# Work task:
The answer is to be the data below, written out in full and exactly.
-- Input data follows --
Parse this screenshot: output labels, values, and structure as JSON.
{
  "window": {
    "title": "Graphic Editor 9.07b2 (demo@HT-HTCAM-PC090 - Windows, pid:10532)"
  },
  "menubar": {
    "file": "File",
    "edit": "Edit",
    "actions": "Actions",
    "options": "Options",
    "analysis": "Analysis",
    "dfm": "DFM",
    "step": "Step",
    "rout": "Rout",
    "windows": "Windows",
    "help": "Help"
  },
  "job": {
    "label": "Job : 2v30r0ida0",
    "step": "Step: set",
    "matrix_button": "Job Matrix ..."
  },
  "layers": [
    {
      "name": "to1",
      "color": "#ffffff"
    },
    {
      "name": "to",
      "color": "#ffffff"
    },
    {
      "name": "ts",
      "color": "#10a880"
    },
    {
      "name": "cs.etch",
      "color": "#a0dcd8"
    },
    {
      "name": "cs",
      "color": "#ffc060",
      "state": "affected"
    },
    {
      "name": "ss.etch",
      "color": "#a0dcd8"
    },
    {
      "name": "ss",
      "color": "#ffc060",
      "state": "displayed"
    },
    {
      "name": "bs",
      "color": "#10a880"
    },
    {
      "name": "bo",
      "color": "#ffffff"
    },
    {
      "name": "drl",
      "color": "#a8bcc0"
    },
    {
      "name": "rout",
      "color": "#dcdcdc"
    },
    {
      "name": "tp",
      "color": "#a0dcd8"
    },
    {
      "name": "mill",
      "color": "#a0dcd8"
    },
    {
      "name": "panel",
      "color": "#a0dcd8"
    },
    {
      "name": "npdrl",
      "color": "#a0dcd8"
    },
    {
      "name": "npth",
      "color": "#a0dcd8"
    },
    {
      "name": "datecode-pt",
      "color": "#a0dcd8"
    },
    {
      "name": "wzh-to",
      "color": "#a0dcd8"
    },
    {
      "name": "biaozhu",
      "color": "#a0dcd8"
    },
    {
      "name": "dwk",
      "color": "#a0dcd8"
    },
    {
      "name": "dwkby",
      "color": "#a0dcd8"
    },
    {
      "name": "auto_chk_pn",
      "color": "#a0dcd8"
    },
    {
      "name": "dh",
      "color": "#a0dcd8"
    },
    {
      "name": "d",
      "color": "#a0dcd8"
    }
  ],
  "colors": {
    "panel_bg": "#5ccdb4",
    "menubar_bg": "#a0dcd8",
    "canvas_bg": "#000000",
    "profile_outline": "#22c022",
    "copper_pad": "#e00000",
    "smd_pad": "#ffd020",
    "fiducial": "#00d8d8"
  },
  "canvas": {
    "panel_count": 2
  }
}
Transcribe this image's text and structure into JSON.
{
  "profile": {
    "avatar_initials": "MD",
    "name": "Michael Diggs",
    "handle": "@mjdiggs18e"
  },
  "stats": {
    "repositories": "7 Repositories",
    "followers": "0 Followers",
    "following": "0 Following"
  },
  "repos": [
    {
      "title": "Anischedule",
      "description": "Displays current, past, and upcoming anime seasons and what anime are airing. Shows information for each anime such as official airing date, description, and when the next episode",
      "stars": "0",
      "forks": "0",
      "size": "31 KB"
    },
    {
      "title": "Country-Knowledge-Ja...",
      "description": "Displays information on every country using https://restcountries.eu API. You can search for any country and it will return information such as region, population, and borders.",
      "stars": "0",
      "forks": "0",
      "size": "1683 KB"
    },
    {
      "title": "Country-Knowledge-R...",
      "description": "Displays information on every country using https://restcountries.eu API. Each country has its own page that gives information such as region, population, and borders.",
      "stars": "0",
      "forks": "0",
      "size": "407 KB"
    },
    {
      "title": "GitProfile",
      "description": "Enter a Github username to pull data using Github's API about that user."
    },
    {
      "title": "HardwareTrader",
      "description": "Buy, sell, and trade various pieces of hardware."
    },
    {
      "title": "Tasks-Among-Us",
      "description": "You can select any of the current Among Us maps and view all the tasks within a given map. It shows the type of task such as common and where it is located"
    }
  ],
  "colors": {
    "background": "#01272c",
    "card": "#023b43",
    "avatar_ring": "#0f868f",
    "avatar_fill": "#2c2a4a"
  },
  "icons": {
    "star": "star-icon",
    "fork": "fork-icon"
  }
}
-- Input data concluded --
# Expected output:
Parse this screenshot: output labels, values, and structure as JSON.
{
  "window": {
    "title": "Graphic Editor 9.07b2 (demo@HT-HTCAM-PC090 - Windows, pid:10532)"
  },
  "menubar": {
    "file": "File",
    "edit": "Edit",
    "actions": "Actions",
    "options": "Options",
    "analysis": "Analysis",
    "dfm": "DFM",
    "step": "Step",
    "rout": "Rout",
    "windows": "Windows",
    "help": "Help"
  },
  "job": {
    "label": "Job : 2v30r0ida0",
    "step": "Step: set",
    "matrix_button": "Job Matrix ..."
  },
  "layers": [
    {
      "name": "to1",
      "color": "#ffffff"
    },
    {
      "name": "to",
      "color": "#ffffff"
    },
    {
      "name": "ts",
      "color": "#10a880"
    },
    {
      "name": "cs.etch",
      "color": "#a0dcd8"
    },
    {
      "name": "cs",
      "color": "#ffc060",
      "state": "affected"
    },
    {
      "name": "ss.etch",
      "color": "#a0dcd8"
    },
    {
      "name": "ss",
      "color": "#ffc060",
      "state": "displayed"
    },
    {
      "name": "bs",
      "color": "#10a880"
    },
    {
      "name": "bo",
      "color": "#ffffff"
    },
    {
      "name": "drl",
      "color": "#a8bcc0"
    },
    {
      "name": "rout",
      "color": "#dcdcdc"
    },
    {
      "name": "tp",
      "color": "#a0dcd8"
    },
    {
      "name": "mill",
      "color": "#a0dcd8"
    },
    {
      "name": "panel",
      "color": "#a0dcd8"
    },
    {
      "name": "npdrl",
      "color": "#a0dcd8"
    },
    {
      "name": "npth",
      "color": "#a0dcd8"
    },
    {
      "name": "datecode-pt",
      "color": "#a0dcd8"
    },
    {
      "name": "wzh-to",
      "color": "#a0dcd8"
    },
    {
      "name": "biaozhu",
      "color": "#a0dcd8"
    },
    {
      "name": "dwk",
      "color": "#a0dcd8"
    },
    {
      "name": "dwkby",
      "color": "#a0dcd8"
    },
    {
      "name": "auto_chk_pn",
      "color": "#a0dcd8"
    },
    {
      "name": "dh",
      "color": "#a0dcd8"
    },
    {
      "name": "d",
      "color": "#a0dcd8"
    }
  ],
  "colors": {
    "panel_bg": "#5ccdb4",
    "menubar_bg": "#a0dcd8",
    "canvas_bg": "#000000",
    "profile_outline": "#22c022",
    "copper_pad": "#e00000",
    "smd_pad": "#ffd020",
    "fiducial": "#00d8d8"
  },
  "canvas": {
    "panel_count": 2
  }
}
Transcribe this image's text and structure into JSON.
{
  "profile": {
    "avatar_initials": "MD",
    "name": "Michael Diggs",
    "handle": "@mjdiggs18e"
  },
  "stats": {
    "repositories": "7 Repositories",
    "followers": "0 Followers",
    "following": "0 Following"
  },
  "repos": [
    {
      "title": "Anischedule",
      "description": "Displays current, past, and upcoming anime seasons and what anime are airing. Shows information for each anime such as official airing date, description, and when the next episode",
      "stars": "0",
      "forks": "0",
      "size": "31 KB"
    },
    {
      "title": "Country-Knowledge-Ja...",
      "description": "Displays information on every country using https://restcountries.eu API. You can search for any country and it will return information such as region, population, and borders.",
      "stars": "0",
      "forks": "0",
      "size": "1683 KB"
    },
    {
      "title": "Country-Knowledge-R...",
      "description": "Displays information on every country using https://restcountries.eu API. Each country has its own page that gives information such as region, population, and borders.",
      "stars": "0",
      "forks": "0",
      "size": "407 KB"
    },
    {
      "title": "GitProfile",
      "description": "Enter a Github username to pull data using Github's API about that user."
    },
    {
      "title": "HardwareTrader",
      "description": "Buy, sell, and trade various pieces of hardware."
    },
    {
      "title": "Tasks-Among-Us",
      "description": "You can select any of the current Among Us maps and view all the tasks within a given map. It shows the type of task such as common and where it is located"
    }
  ],
  "colors": {
    "background": "#01272c",
    "card": "#023b43",
    "avatar_ring": "#0f868f",
    "avatar_fill": "#2c2a4a"
  },
  "icons": {
    "star": "star-icon",
    "fork": "fork-icon"
  }
}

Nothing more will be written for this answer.